2016-2017 FINALIST, COG POETRY AWARDS
Porky Pig Sits Next to a Boy in the Street
Dexter L. Booth
and eats lunch from a picnic
basket on a checkered blanket
the color of the nigger’s blood.
The neighborhood watch volunteer made sure
a boy is just a body now.
The scattered crows return
and bow their heads
not to pray thanks for this meal. No,
they won’t take the body’s flesh into their beaks,
nor lick the crusted wounds,
but the pig cleans his entire face with his tongue
until all evidence of bread crumbs is gone.
That’s all, folks.
He who who grows tired of clichés
should avoid ‘30s cartoons and the evening news.
[No Jail Time for Cop Who Shot Unarmed Black Man]
Operation Ghetto Storm.
[Another Unarmed Black Teen Shot and Killed…]
Every gun is a toy
—all the dead boys are pretending.
The bullets are crazed canines.
while the articulated ham exits the scene
to sell his gun
to the highest bidder,
tell the media the Guggenheim
wants to place it behind glass preserve it
like a mother’s memory of her only son.
The murder lifts the boy.
The murder buries the body
beneath the Echo Tree.
Pretend this show is not a rerun,
that we aren’t shot for syndication,
another cartoon in which the dead won’t stay.
Say it three times
loud as gunshots.
Boy. Boy. Boy.
Dexter L. Booth
The baby is so fresh
it is holding the umbilical cord
in its fingers,
dust sticking to the vernix
and blood. The dust stalling
in the air over people
passing by. The free hand of the child
reaching back for something:
mother-breast, raindrop, return
to the birth chamber’s comfort.
The mother does not want this. She finds
a rock and grinds the cord until it tears.
From the sky, it looks as though someone smashed the heads
of two snakes as they were kissing.
Having just given birth, the woman-body is alchemical.
The mother cleans herself and walks away.
This is one Uganda. The Ik
people pass the child
all day. There is crying.
It is a necessary blindness,
this love. At sundown a tiger
is drawn to the wailing, hungry
and young. He places a paw
over the mouth of the newborn and feeds
for an hour. Finally,
the day disrobes, the cherried clouds
crawl back behind the mountain,
and it is Azrael who sweeps down
from the west on four thousand wings—
his four faces
blocking the sun—body
acned with eyes and tongues
singing—touching the child.
I am listening to Gershwin
and remembering your retarded cousin
who told you she was in love with you
(she said, in love)
and you knew:
the heart isn’t meant to drum forever. At least

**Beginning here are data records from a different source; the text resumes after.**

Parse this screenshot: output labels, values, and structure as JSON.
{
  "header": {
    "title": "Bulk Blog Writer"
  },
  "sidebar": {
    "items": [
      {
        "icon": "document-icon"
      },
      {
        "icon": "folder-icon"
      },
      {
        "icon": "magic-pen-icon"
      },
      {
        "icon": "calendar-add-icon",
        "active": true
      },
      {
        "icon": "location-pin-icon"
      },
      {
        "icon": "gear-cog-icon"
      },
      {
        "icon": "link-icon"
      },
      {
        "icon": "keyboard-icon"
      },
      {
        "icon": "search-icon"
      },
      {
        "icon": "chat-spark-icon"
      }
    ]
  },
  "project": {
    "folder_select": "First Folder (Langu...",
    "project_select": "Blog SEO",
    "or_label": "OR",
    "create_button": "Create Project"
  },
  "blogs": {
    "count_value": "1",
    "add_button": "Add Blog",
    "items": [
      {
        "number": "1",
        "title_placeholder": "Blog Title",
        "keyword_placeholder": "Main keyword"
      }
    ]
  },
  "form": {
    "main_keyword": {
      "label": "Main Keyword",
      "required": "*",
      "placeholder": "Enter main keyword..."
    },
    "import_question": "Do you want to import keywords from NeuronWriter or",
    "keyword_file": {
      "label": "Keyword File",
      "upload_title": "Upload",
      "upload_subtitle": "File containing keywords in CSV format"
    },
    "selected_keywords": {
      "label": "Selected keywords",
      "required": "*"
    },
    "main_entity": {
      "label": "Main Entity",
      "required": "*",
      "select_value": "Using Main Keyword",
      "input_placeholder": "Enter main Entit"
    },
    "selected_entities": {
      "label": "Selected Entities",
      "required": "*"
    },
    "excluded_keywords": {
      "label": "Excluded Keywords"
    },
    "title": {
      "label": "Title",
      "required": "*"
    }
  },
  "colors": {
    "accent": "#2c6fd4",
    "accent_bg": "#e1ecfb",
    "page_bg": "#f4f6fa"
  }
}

not like this. As she was dying she wanted you
at her side. You
felt vile. Halfway to the hospital
you pulled over
on the side of the road
and waited until she stopped
thinking. How unholy,
one light second away.
Dexter L. Booth
Because in Bladenboro a Black body hangs from a swing set,
pendulous, swaying, while sunlight entices the shadow to cincture
the remains. The flat-skulled Hill, where the cotton mill hides,
is guarded through the night by alabaster trailers
and the moon, that speechless puppeteer, leading the morte dance
with her pull—unable to migrate—to this,
Golgotha. By morning, the body is no longer
Lennon, the body is a body bruise bored through
by ants. The blue-black belted noose
held as Lennon fox-trotted towards Death.
And now come the snowy plovers with the burden of song:
He was seventeen. He was fucking a white woman. Again
the knights of the Ku Klux Clan tighten the hood
over the amygdala of the South. The cops say
it’s not against the law to put an animal down.
This tale is true: Nihility.
Then a crow floating in on the shoulders of creation— dot of coal, mole,
feathered gob of blood. And this: The Whitney Plantation
now a museum. And this:
the Holy Spirit spreading its curtain
to reveal a monkey and banana.
(Don’t look away. Soon they will cue the laugh track and applause.)
Hold my hand,
let us survive by abetting
the birds predicting this storm—
the flutter of false-winged movement and silence,
with its paw wherever that pistol rests.
Something is swinging—
Moon Illusion-style above the grass: this, double speak for it was a
The Moon of the Poplar Trees.